I have had my name checked through CPIC many times in the last two years, so that point of law is very unusual in this case.
After many hours in many cells, I was in the “On Deck” cell a few feet from the court room door for two minutes before they called me in.
I walked into the BOX, looking around, but no one I knew was in the court room, they were all instructed to the wrong court house.
Whispering to the Duty Counsel Lawyer is normal while the Crown tries to argue case law. The point form history of the case, my court appointed lawyer tells me quietly: the Crown wants to appose my bail and hold me for a Continued Sentence where I would have to serve the remaining 1/3rd of 6 month sentence they let me out early for.
Where is my girlfriend Erin Gorman, he asked. I told him College Park Courts. He said he’d call her again, but thought I would get bail even though the Crown objects.
While arguing with the Crown, the judge asked me to be sent back to the “On Deck” cell. Again, I’m used to being there for 30 minutes to hours, but I got called back in in only two minutes.
The judge and Crown are still talking as I walk in, and the judge says, “All four charges dismissed”.
The Crown said something like, “You can’t dismiss the charges, this is bail court, dismissals would have to take place upstairs in room 217,” to which, the judge replied, “I have decided. Christopher Goodwin, you are free to go.”
My Duty Counsel shrugged his shoulders and said, “I don’t know what just happened, or how you did this, but hold on,” while the lawyer looked into it.
However, the judge replied to Duty Counsel by repeating “These four charges are dismissed, that was my decision,” and then said to the cop inside the batting cage BOX with me, “Officer, open the pulpit door, Christopher Goodwin is free to go.”
That was a very strange thing to happened to someone like me, as in previous run-ins with the law, I have ALWAYS been put back into the “On Deck” cell, moved back downstairs to the large holding cells for anywhere between 1 and 6 hours while they do paper work to confirm that I am free to go. I’ll tell you, I was a little nervous to just leave. The cop was even nervous to let me out right away.
I guess it’s because they don’t want to release someone by mistake – but within seconds, they let me walk right out into the court room, and I walked right out proudly, without a belt, shoe laces, and smelling bad. I did a turn and bow to the judge like all the real lawyers do, but more to see if the Crown was going to re-consider and tackle me.
I got my evidence bag from the correct window, met up with my beautiful girlfriend Erin Gorman, and took a cab straight to Vapor Central to finish the shift I missed while I was arrested.
“Marc Emery is pleased to hear Chris Goodwin was released from jail…2 hours ago” etc… etc… it says on Facebook.
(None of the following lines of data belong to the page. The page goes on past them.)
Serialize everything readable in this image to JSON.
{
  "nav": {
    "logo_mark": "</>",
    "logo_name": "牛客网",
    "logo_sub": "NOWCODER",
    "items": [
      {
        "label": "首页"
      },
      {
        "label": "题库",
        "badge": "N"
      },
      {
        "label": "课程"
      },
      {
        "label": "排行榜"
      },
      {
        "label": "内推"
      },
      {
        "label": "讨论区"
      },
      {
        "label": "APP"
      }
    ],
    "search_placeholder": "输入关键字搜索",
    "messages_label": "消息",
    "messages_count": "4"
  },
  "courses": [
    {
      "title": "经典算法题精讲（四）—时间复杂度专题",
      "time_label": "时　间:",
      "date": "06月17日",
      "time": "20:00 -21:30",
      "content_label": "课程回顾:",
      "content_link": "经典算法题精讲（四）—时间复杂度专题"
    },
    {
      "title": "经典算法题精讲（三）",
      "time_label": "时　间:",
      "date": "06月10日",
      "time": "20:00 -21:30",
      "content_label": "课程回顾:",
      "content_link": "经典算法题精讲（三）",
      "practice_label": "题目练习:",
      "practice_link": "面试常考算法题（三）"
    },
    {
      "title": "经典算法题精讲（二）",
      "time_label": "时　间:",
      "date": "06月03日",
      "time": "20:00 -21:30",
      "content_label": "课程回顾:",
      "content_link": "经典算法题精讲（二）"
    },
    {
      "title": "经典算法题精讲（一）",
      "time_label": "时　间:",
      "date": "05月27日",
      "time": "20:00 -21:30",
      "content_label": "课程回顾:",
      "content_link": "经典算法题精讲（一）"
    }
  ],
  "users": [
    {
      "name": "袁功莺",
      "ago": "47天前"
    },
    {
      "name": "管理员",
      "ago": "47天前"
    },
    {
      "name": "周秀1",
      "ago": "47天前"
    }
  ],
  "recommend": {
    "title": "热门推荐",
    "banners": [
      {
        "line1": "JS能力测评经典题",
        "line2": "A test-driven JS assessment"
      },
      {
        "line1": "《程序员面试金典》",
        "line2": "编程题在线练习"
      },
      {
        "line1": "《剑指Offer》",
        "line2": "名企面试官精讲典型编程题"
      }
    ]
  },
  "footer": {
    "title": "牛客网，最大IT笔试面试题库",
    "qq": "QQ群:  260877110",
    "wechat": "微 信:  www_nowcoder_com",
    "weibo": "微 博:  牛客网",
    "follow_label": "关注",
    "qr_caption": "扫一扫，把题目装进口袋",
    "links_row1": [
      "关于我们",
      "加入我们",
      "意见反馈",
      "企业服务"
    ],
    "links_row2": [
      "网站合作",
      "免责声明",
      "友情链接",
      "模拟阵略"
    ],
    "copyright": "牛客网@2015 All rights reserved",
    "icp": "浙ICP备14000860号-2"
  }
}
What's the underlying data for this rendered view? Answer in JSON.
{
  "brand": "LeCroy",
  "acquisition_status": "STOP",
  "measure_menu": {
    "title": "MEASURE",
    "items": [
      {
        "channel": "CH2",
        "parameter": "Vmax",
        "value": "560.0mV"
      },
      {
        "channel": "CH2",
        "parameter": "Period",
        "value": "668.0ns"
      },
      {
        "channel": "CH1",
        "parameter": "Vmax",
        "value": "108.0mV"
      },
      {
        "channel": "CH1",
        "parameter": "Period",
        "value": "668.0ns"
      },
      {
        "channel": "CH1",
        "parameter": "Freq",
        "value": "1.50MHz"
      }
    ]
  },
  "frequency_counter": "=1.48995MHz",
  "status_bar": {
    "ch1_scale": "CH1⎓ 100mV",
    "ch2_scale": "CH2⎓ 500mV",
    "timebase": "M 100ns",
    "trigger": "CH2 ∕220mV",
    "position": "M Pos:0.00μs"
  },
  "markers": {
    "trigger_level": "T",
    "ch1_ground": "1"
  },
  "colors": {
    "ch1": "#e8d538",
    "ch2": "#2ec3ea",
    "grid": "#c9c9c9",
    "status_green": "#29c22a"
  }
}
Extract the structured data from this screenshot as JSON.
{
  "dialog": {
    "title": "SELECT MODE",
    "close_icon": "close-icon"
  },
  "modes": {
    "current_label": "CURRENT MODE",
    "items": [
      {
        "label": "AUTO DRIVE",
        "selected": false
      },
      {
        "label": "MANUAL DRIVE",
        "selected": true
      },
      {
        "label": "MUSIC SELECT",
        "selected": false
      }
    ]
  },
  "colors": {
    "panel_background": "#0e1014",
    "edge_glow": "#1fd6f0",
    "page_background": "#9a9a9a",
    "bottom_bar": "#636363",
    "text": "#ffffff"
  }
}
I then spent an hour reading everything that was posted while I was in custody, while everyone at Vapor Central smoked bong hits with me…
Cause you know, I get high with a little help from my friends…